Excerpts from an interface dataset:
--------------------------------

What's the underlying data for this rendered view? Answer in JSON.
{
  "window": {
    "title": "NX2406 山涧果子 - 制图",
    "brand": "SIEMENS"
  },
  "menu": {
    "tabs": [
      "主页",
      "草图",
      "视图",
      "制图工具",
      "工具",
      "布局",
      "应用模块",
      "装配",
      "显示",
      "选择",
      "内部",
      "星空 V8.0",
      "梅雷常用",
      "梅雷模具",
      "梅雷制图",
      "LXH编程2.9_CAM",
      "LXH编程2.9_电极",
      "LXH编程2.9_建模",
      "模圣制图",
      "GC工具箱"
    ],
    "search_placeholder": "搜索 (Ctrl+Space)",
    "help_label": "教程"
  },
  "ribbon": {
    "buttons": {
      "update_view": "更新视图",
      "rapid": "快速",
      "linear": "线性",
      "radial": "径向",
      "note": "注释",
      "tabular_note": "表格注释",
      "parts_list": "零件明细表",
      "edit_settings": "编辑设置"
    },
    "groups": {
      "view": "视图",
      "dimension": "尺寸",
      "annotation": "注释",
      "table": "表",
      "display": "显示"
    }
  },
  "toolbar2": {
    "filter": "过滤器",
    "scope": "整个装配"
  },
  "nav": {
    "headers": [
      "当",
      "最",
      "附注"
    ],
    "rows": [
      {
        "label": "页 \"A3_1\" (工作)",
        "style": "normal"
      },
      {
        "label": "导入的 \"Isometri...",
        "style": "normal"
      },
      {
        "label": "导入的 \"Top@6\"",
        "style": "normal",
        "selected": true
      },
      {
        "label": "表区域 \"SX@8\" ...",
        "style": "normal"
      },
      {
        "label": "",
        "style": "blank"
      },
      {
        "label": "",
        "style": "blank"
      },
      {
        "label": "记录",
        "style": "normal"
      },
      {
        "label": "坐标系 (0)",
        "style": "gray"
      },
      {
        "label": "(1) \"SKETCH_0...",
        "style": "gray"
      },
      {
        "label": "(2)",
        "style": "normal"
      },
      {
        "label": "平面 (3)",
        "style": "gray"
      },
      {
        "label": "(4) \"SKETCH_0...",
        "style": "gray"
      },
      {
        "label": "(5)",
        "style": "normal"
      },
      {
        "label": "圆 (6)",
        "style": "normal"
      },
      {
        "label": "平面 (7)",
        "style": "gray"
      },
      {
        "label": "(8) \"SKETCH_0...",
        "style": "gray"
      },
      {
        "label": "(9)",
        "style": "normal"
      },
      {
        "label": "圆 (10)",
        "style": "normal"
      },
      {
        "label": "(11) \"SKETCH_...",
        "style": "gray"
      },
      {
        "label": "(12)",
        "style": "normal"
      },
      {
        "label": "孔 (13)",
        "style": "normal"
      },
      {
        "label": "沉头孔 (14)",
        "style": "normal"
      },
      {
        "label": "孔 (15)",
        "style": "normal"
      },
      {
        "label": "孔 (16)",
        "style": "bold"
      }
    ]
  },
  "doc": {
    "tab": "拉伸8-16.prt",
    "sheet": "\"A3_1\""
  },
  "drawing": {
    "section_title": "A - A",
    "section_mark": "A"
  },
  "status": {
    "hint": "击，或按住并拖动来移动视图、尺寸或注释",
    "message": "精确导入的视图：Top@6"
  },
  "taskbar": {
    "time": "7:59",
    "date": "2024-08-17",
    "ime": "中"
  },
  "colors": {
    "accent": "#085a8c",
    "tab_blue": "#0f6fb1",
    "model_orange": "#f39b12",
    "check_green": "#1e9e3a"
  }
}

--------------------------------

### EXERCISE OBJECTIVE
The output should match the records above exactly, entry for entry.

### EXERCISE RESULT
What's the underlying data for this rendered view? Answer in JSON.
{
  "window": {
    "title": "NX2406 山涧果子 - 制图",
    "brand": "SIEMENS"
  },
  "menu": {
    "tabs": [
      "主页",
      "草图",
      "视图",
      "制图工具",
      "工具",
      "布局",
      "应用模块",
      "装配",
      "显示",
      "选择",
      "内部",
      "星空 V8.0",
      "梅雷常用",
      "梅雷模具",
      "梅雷制图",
      "LXH编程2.9_CAM",
      "LXH编程2.9_电极",
      "LXH编程2.9_建模",
      "模圣制图",
      "GC工具箱"
    ],
    "search_placeholder": "搜索 (Ctrl+Space)",
    "help_label": "教程"
  },
  "ribbon": {
    "buttons": {
      "update_view": "更新视图",
      "rapid": "快速",
      "linear": "线性",
      "radial": "径向",
      "note": "注释",
      "tabular_note": "表格注释",
      "parts_list": "零件明细表",
      "edit_settings": "编辑设置"
    },
    "groups": {
      "view": "视图",
      "dimension": "尺寸",
      "annotation": "注释",
      "table": "表",
      "display": "显示"
    }
  },
  "toolbar2": {
    "filter": "过滤器",
    "scope": "整个装配"
  },
  "nav": {
    "headers": [
      "当",
      "最",
      "附注"
    ],
    "rows": [
      {
        "label": "页 \"A3_1\" (工作)",
        "style": "normal"
      },
      {
        "label": "导入的 \"Isometri...",
        "style": "normal"
      },
      {
        "label": "导入的 \"Top@6\"",
        "style": "normal",
        "selected": true
      },
      {
        "label": "表区域 \"SX@8\" ...",
        "style": "normal"
      },
      {
        "label": "",
        "style": "blank"
      },
      {
        "label": "",
        "style": "blank"
      },
      {
        "label": "记录",
        "style": "normal"
      },
      {
        "label": "坐标系 (0)",
        "style": "gray"
      },
      {
        "label": "(1) \"SKETCH_0...",
        "style": "gray"
      },
      {
        "label": "(2)",
        "style": "normal"
      },
      {
        "label": "平面 (3)",
        "style": "gray"
      },
      {
        "label": "(4) \"SKETCH_0...",
        "style": "gray"
      },
      {
        "label": "(5)",
        "style": "normal"
      },
      {
        "label": "圆 (6)",
        "style": "normal"
      },
      {
        "label": "平面 (7)",
        "style": "gray"
      },
      {
        "label": "(8) \"SKETCH_0...",
        "style": "gray"
      },
      {
        "label": "(9)",
        "style": "normal"
      },
      {
        "label": "圆 (10)",
        "style": "normal"
      },
      {
        "label": "(11) \"SKETCH_...",
        "style": "gray"
      },
      {
        "label": "(12)",
        "style": "normal"
      },
      {
        "label": "孔 (13)",
        "style": "normal"
      },
      {
        "label": "沉头孔 (14)",
        "style": "normal"
      },
      {
        "label": "孔 (15)",
        "style": "normal"
      },
      {
        "label": "孔 (16)",
        "style": "bold"
      }
    ]
  },
  "doc": {
    "tab": "拉伸8-16.prt",
    "sheet": "\"A3_1\""
  },
  "drawing": {
    "section_title": "A - A",
    "section_mark": "A"
  },
  "status": {
    "hint": "击，或按住并拖动来移动视图、尺寸或注释",
    "message": "精确导入的视图：Top@6"
  },
  "taskbar": {
    "time": "7:59",
    "date": "2024-08-17",
    "ime": "中"
  },
  "colors": {
    "accent": "#085a8c",
    "tab_blue": "#0f6fb1",
    "model_orange": "#f39b12",
    "check_green": "#1e9e3a"
  }
}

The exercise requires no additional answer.